“Language proficiency, no matter how it is measured, is related to mathematics achievement.” -Walter Secada, Northwestern University.
You may recall from your school days that classmates of yours who were at the top of the class in math were also often among the best at reading and English. That wasn’t a coincidence, as reading and math skills are closely linked together for numerous reasons.
The nonprofit Kids Come First published a report last month highlighting declining math scores in Calgary. According to the report, almost 20% fewer students in Calgary achieve “excellence” on the Grade 6 math provincial achievement test (PAT) than four years ago, while the Grade 9 math PAT failure rate is 28%. In addition, 35% of Calgary Grade 12 students don’t even take Math 30. Calgary Reads sees the spotlight on math scores as an opportunity to explore how math achievement is tied to reading.
Success at reading enables success in all subjects
Many studies have recognized the connection between reading ability and math achievement. Firstly, most math problems are word problems that often pack a lot of information into each sentence. Solving these requires a clear understanding of the language. Secondly, literacy and numeracy share many of the same thinking skills: deriving meaning from symbols (either letters or signs), word recognition, and comprehension. Alberta Education’s Ministerial Order on Student Learning recognizes the importance of literacy and numeracy in constructing and communicating meaning.
Reading helps improve math skills
Vocabulary knowledge and print knowledge are the strongest predictors of math performance, as the more words children know, the easier they are able to understand the problem. Reading aloud is a wonderful way to build vocabulary, as children’s books contain three times as many rare words as parent/child speech. Children’s literature has also been shown to improve math achievement and motivation in young children, even when there is no math content in the story.
By reading with their children for 15 minutes every day, parents are helping build not just language skills but math skills as well. Reading texts in everyday items like flyers, coupons, the sports pages, and recipes is another great way to combine words and numbers.
Every teacher should remember that he or she is a teacher of literacy, as students often don’t learn all the literacy skills they need in the language arts classroom alone. For all subjects, students must be able to read. Before we teach students skills in other subjects, we must ensure they can read. Literacy is key to success in school at every level.

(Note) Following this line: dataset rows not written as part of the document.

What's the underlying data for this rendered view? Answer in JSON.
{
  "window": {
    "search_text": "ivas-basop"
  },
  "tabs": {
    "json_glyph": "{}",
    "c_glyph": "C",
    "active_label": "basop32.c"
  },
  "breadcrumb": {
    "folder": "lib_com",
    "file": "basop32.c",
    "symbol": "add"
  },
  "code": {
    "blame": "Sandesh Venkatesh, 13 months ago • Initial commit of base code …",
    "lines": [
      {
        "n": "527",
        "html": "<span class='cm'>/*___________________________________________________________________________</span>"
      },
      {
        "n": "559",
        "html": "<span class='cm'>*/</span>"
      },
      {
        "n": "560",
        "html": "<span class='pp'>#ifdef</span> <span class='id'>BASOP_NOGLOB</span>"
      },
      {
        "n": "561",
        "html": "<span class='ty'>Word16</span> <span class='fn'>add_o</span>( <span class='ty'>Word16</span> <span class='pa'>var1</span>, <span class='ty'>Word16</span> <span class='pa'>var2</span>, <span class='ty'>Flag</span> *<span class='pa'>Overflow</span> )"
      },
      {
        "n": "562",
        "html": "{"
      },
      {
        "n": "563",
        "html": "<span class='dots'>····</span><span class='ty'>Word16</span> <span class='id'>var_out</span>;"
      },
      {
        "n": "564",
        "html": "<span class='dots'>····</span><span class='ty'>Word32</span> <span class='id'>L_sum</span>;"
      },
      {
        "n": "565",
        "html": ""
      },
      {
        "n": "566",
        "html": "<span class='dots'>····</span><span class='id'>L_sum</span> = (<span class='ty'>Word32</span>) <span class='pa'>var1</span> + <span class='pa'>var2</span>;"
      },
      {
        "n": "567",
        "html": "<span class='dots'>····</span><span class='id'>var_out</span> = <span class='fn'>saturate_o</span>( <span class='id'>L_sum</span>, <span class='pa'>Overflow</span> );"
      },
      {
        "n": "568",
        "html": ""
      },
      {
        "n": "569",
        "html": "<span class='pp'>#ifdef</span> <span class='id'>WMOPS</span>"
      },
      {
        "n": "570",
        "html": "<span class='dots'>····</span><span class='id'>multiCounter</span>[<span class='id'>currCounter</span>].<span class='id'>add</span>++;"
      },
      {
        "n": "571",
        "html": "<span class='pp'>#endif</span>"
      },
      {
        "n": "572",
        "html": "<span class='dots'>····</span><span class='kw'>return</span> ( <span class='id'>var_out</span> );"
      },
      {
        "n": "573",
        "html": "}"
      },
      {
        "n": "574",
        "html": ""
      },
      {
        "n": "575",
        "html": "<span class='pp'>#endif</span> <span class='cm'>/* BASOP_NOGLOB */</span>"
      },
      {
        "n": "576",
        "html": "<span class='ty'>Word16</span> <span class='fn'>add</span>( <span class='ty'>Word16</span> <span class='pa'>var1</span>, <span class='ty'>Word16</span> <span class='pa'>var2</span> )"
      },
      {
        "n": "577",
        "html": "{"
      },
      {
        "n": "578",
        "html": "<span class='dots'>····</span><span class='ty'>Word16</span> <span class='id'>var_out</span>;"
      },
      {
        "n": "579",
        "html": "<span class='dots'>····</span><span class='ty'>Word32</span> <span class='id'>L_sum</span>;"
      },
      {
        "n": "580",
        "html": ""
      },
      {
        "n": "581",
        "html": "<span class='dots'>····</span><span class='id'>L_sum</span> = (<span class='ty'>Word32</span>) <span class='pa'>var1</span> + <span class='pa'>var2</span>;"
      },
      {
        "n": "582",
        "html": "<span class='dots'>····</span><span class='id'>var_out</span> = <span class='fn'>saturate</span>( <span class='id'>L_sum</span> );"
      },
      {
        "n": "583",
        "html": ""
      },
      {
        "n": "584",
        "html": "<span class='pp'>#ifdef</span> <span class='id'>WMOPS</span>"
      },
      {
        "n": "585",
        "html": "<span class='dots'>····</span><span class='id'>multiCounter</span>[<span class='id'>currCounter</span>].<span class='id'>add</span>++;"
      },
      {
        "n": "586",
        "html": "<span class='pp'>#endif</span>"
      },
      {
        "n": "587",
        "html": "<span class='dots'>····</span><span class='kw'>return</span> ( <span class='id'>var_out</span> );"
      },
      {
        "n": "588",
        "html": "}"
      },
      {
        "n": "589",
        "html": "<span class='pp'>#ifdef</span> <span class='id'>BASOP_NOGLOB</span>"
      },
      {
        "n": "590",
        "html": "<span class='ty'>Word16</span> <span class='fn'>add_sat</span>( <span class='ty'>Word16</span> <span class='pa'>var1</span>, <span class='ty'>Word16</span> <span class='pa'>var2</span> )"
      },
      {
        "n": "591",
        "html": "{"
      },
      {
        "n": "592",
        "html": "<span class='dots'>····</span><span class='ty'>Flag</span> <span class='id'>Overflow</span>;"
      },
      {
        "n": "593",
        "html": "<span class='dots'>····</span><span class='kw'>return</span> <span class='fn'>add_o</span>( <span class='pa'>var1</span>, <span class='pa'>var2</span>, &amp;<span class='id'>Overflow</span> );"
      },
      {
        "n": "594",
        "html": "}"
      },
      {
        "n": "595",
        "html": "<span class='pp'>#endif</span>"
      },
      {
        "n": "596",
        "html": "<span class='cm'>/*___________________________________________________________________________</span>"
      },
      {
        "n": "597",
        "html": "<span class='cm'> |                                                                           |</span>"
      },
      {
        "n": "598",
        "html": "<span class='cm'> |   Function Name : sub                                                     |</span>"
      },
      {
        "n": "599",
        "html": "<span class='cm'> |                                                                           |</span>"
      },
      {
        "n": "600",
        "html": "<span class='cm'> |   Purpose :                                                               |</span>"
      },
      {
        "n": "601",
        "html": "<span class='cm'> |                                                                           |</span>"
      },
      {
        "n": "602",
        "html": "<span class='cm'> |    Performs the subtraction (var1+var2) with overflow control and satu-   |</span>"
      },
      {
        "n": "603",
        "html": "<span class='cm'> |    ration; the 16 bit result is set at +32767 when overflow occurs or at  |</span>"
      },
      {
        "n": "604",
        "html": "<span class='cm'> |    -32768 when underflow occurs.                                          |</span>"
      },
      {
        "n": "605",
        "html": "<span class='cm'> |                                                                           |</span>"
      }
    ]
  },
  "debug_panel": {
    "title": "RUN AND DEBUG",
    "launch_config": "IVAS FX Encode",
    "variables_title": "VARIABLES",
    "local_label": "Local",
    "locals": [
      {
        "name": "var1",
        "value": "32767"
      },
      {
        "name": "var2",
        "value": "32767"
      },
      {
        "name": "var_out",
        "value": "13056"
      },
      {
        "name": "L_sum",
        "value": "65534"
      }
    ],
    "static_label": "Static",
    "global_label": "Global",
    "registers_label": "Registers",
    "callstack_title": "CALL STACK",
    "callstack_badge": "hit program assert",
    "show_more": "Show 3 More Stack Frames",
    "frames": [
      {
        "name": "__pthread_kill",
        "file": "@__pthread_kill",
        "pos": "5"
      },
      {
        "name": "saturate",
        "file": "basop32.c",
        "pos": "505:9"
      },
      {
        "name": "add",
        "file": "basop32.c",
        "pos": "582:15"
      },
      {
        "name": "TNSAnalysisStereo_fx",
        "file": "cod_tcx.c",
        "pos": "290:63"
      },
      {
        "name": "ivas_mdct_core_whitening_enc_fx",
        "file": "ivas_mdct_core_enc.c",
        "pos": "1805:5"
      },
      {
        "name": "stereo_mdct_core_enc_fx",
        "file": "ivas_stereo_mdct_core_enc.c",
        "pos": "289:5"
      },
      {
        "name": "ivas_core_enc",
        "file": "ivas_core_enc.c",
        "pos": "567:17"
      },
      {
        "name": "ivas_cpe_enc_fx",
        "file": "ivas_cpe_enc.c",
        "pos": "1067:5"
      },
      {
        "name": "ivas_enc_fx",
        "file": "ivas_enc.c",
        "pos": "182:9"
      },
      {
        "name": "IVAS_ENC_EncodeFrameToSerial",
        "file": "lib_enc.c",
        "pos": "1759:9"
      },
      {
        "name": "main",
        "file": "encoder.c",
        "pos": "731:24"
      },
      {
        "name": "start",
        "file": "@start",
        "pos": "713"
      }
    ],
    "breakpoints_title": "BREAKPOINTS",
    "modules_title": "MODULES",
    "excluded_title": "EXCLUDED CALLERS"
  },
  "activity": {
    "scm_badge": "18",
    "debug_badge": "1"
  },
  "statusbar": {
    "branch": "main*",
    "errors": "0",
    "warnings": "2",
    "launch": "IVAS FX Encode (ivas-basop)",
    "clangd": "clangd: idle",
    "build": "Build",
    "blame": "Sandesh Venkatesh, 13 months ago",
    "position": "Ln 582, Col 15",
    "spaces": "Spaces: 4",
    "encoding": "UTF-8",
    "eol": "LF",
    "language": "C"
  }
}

Research & Resources
–Reading and Math: What is the Connection? A Short Review of the Literature, Dr. Gene Fite
–The Relationship Between Reading Comprehension and Conceptual Mathematics of Third Grade Students at a Selected Elementary School, Patrick N. Kariuki and Dustin A. Morris